  2. Examine the statement execution times of statements that were processed during the tracing session, as follows:

    1. On the Status tab in the Application Profiling Details pane, select the most recent ID (highest number) from the Logging Session ID field, and then click the Database Tracing Data tab.

      On the Summary tab, the SQL statements you executed during the session appear. You may see more additional statements as well. This is because statements you executed automatically caused other statements to be executed (for example, a trigger).

      The Summary tab groups similar statements together and summarizes the total number of invocations and the total time spent processing them. SELECT, INSERT, UPDATE, and DELETE statements are grouped together by what tables, columns, and expressions they reference. Other statements are grouped together as a whole (for example, all CREATE TABLE statements appear as a single entry in the Summary tab). A statement may appear expensive in the Summary tab because it is an expensive statement, or because it is frequently executed.

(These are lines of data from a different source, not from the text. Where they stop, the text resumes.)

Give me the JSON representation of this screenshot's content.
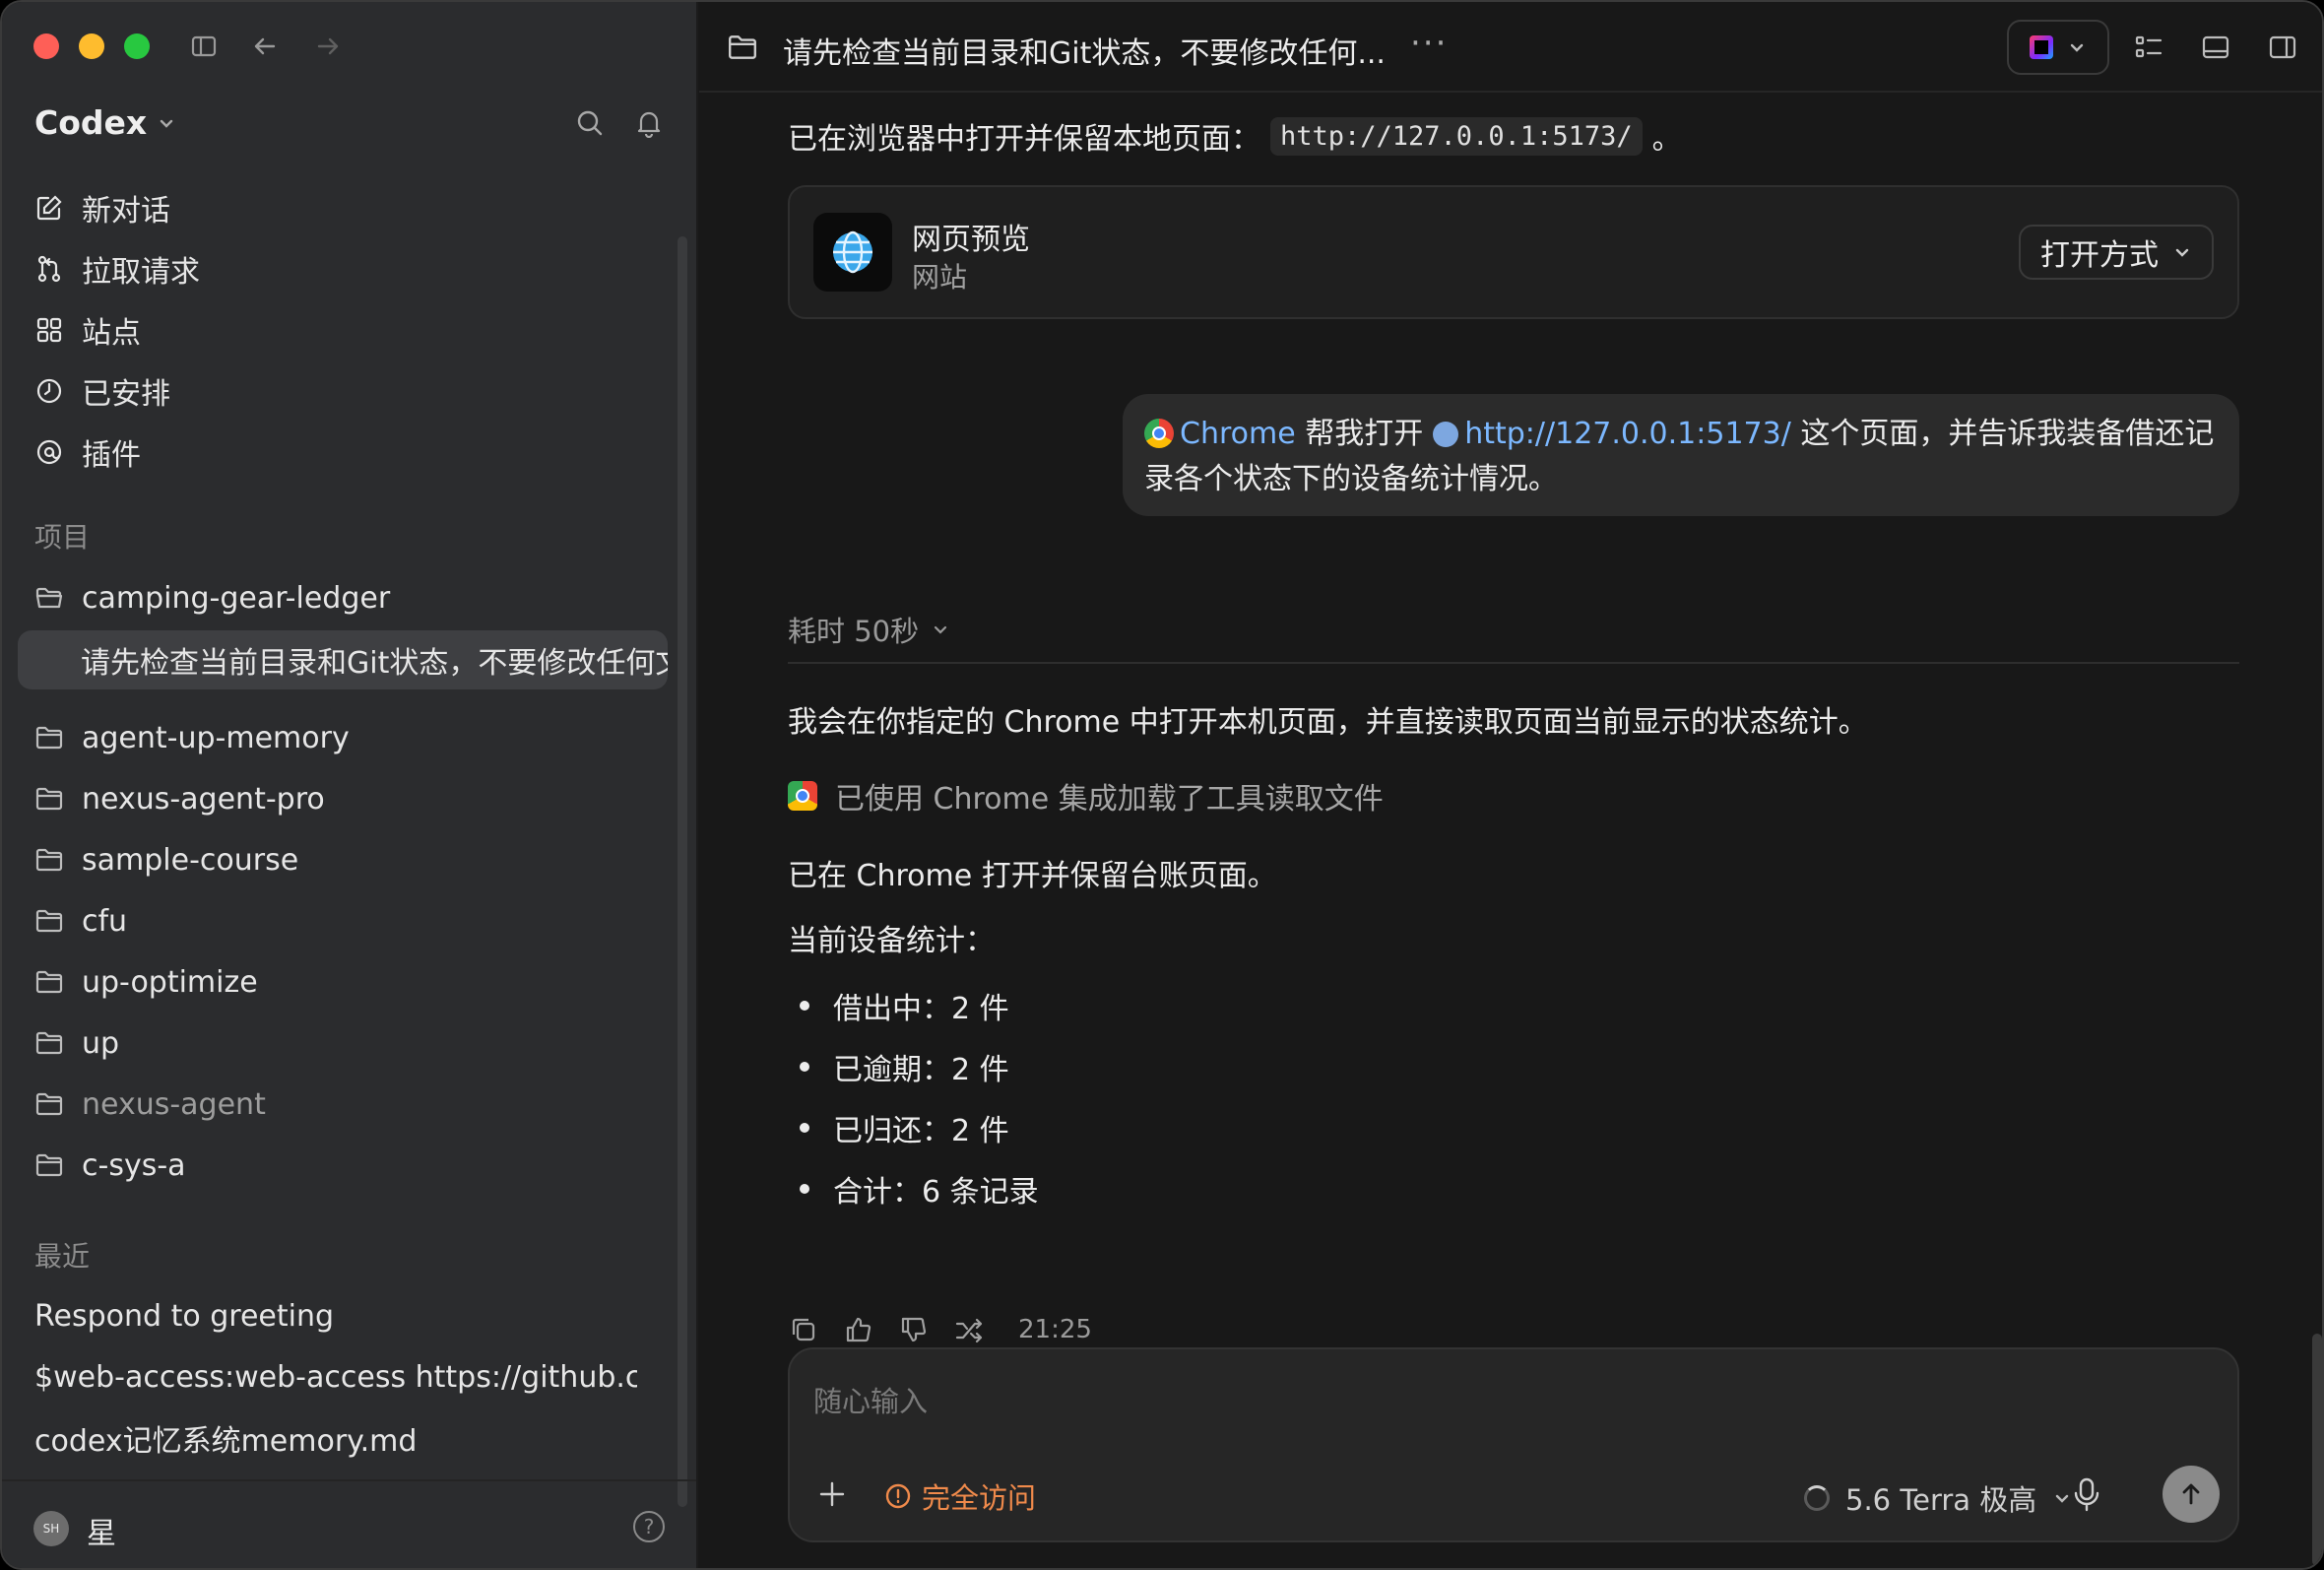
{
  "sidebar": {
    "brand": "Codex",
    "nav": [
      {
        "label": "新对话",
        "icon": "compose-icon"
      },
      {
        "label": "拉取请求",
        "icon": "pull-request-icon"
      },
      {
        "label": "站点",
        "icon": "grid-icon"
      },
      {
        "label": "已安排",
        "icon": "clock-icon"
      },
      {
        "label": "插件",
        "icon": "plugin-icon"
      }
    ],
    "projects_label": "项目",
    "projects": [
      {
        "label": "camping-gear-ledger"
      },
      {
        "label": "请先检查当前目录和Git状态，不要修改任何文件"
      },
      {
        "label": "agent-up-memory"
      },
      {
        "label": "nexus-agent-pro"
      },
      {
        "label": "sample-course"
      },
      {
        "label": "cfu"
      },
      {
        "label": "up-optimize"
      },
      {
        "label": "up"
      },
      {
        "label": "nexus-agent"
      },
      {
        "label": "c-sys-a"
      }
    ],
    "recent_label": "最近",
    "recent": [
      {
        "label": "Respond to greeting"
      },
      {
        "label": "$web-access:web-access https://github.com"
      },
      {
        "label": "codex记忆系统memory.md"
      }
    ],
    "user": {
      "initials": "SH",
      "name": "星"
    },
    "help": "?"
  },
  "topbar": {
    "title": "请先检查当前目录和Git状态，不要修改任何...",
    "more": "···"
  },
  "chat": {
    "intro_text": "已在浏览器中打开并保留本地页面：",
    "intro_url": "http://127.0.0.1:5173/",
    "intro_end": "。",
    "preview": {
      "title": "网页预览",
      "subtitle": "网站",
      "open_label": "打开方式"
    },
    "user_message": {
      "chip": "Chrome",
      "part1": "帮我打开",
      "link": "http://127.0.0.1:5173/",
      "part2": "这个页面，并告诉我装备借还记录各个状态下的设备统计情况。"
    },
    "elapsed": "耗时 50秒",
    "reply_1": "我会在你指定的 Chrome 中打开本机页面，并直接读取页面当前显示的状态统计。",
    "tool_used": "已使用 Chrome 集成加载了工具读取文件",
    "reply_2": "已在 Chrome 打开并保留台账页面。",
    "stats_heading": "当前设备统计：",
    "stats": [
      {
        "label": "借出中：2 件"
      },
      {
        "label": "已逾期：2 件"
      },
      {
        "label": "已归还：2 件"
      },
      {
        "label": "合计：6 条记录"
      }
    ],
    "time": "21:25"
  },
  "composer": {
    "placeholder": "随心输入",
    "access_label": "完全访问",
    "model_label": "5.6 Terra 极高"
  },
  "colors": {
    "accent_link": "#7cb8ff",
    "warning": "#f08a4b",
    "sidebar_bg": "#2b2c2e",
    "main_bg": "#181818"
  }
}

      Find statements that are running slowly on your system by examining the Total Time and Maximum Time columns. These provide information about the execution times for each statement processed by the database server.

      For each SQL statement executed during the tracing session, the number of invocations, total time, maximum time, user and statement text are shown.
  3. To view information about the connection that executed a statement, go to the Details tab, right-click the statement and choose View Connection Details For The Selected Statement.

  4. To view the execution plan used for a SQL statement, go to the Details tab, right-click the statement and choose View More SQL Statement Details For The Selected Statement.

    The SQL Statement Details window appears, displaying the full text of the statement along with details about the context in which it was used. The text displayed for the statement may not match the original SQL statement you executed. Instead, the SQL Statement Details window displays the statement in its rewritten form, as it was processed by the database server. For example, queries over views may appear very different, since the view definitions are often rewritten by the optimizer when executing the query.

    Click the Query Information tab at the bottom of the SQL Statement Details window to see the execution plan.

  5. You have completed the tutorial on diagnosing slow statements.

 See also